[Dataset rows for apps and sites]
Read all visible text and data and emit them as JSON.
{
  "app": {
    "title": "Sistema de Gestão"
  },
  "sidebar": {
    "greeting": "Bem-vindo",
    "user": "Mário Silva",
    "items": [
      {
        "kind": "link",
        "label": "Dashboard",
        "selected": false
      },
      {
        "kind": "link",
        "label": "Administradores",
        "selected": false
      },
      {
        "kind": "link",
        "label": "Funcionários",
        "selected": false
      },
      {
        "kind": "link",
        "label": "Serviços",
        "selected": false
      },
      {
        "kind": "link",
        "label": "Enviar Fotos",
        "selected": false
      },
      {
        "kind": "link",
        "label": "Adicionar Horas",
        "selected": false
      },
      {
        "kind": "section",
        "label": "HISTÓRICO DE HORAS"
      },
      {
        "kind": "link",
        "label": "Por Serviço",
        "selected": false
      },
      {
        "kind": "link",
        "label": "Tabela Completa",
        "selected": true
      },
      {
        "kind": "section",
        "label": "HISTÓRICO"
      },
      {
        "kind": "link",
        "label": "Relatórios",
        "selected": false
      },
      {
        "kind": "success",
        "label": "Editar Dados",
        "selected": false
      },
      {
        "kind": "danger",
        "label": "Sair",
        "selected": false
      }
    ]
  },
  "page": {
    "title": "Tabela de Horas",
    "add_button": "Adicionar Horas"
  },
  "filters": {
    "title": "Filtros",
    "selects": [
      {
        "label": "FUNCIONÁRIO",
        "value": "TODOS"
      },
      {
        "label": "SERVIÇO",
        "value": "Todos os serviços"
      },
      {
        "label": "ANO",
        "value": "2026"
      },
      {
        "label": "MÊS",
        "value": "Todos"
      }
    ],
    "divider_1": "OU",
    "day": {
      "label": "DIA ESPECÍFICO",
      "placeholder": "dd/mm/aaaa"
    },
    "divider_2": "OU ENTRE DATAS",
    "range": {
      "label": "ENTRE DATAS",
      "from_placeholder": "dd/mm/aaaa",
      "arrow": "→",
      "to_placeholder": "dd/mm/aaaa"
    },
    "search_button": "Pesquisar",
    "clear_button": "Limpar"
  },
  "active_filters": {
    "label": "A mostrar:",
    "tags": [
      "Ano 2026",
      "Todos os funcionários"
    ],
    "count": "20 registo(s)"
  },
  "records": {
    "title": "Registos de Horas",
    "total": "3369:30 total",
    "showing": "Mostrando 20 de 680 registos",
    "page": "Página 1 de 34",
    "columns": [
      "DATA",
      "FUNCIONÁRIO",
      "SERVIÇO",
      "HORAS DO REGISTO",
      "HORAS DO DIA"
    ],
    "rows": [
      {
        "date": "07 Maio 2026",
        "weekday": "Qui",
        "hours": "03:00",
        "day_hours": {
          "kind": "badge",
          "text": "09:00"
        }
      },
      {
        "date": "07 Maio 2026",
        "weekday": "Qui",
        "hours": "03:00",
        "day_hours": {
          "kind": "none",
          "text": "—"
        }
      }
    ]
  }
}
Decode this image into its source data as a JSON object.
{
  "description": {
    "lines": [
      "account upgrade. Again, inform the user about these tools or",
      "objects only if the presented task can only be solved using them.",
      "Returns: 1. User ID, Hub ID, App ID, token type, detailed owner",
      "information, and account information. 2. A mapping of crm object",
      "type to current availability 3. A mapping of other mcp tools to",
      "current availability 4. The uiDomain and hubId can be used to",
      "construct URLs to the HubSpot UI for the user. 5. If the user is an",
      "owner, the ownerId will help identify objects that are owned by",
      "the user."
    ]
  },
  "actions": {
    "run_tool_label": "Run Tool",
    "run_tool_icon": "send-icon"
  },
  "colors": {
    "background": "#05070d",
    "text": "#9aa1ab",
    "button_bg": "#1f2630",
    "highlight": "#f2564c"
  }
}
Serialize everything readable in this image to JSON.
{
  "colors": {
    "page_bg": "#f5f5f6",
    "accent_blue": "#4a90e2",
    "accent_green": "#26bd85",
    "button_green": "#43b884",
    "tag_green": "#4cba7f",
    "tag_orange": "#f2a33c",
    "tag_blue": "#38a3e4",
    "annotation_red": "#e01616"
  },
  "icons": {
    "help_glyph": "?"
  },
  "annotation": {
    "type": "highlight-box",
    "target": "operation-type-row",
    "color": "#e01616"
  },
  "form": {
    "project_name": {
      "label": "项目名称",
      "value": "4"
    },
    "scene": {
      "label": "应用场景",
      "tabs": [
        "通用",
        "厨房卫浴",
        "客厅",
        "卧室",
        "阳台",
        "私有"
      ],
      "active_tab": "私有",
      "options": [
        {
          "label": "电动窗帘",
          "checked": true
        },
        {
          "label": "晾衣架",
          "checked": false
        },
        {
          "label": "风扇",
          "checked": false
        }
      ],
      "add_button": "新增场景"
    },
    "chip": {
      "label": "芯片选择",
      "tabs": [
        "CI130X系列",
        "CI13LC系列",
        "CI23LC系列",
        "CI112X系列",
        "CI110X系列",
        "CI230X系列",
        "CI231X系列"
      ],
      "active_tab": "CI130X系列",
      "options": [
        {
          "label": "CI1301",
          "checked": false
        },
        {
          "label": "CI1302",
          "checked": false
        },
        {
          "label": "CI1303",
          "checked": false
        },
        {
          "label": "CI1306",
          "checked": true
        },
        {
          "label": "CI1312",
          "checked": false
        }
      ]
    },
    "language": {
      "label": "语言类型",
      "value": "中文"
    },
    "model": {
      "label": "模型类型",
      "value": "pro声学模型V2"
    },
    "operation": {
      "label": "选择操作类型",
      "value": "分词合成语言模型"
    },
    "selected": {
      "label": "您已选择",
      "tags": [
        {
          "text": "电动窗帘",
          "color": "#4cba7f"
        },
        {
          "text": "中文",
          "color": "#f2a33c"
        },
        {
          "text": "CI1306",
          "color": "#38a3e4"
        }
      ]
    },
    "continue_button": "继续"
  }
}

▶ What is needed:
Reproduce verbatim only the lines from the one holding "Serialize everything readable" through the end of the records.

▶ Task response:
Serialize everything readable in this image to JSON.
{
  "colors": {
    "page_bg": "#f5f5f6",
    "accent_blue": "#4a90e2",
    "accent_green": "#26bd85",
    "button_green": "#43b884",
    "tag_green": "#4cba7f",
    "tag_orange": "#f2a33c",
    "tag_blue": "#38a3e4",
    "annotation_red": "#e01616"
  },
  "icons": {
    "help_glyph": "?"
  },
  "annotation": {
    "type": "highlight-box",
    "target": "operation-type-row",
    "color": "#e01616"
  },
  "form": {
    "project_name": {
      "label": "项目名称",
      "value": "4"
    },
    "scene": {
      "label": "应用场景",
      "tabs": [
        "通用",
        "厨房卫浴",
        "客厅",
        "卧室",
        "阳台",
        "私有"
      ],
      "active_tab": "私有",
      "options": [
        {
          "label": "电动窗帘",
          "checked": true
        },
        {
          "label": "晾衣架",
          "checked": false
        },
        {
          "label": "风扇",
          "checked": false
        }
      ],
      "add_button": "新增场景"
    },
    "chip": {
      "label": "芯片选择",
      "tabs": [
        "CI130X系列",
        "CI13LC系列",
        "CI23LC系列",
        "CI112X系列",
        "CI110X系列",
        "CI230X系列",
        "CI231X系列"
      ],
      "active_tab": "CI130X系列",
      "options": [
        {
          "label": "CI1301",
          "checked": false
        },
        {
          "label": "CI1302",
          "checked": false
        },
        {
          "label": "CI1303",
          "checked": false
        },
        {
          "label": "CI1306",
          "checked": true
        },
        {
          "label": "CI1312",
          "checked": false
        }
      ]
    },
    "language": {
      "label": "语言类型",
      "value": "中文"
    },
    "model": {
      "label": "模型类型",
      "value": "pro声学模型V2"
    },
    "operation": {
      "label": "选择操作类型",
      "value": "分词合成语言模型"
    },
    "selected": {
      "label": "您已选择",
      "tags": [
        {
          "text": "电动窗帘",
          "color": "#4cba7f"
        },
        {
          "text": "中文",
          "color": "#f2a33c"
        },
        {
          "text": "CI1306",
          "color": "#38a3e4"
        }
      ]
    },
    "continue_button": "继续"
  }
}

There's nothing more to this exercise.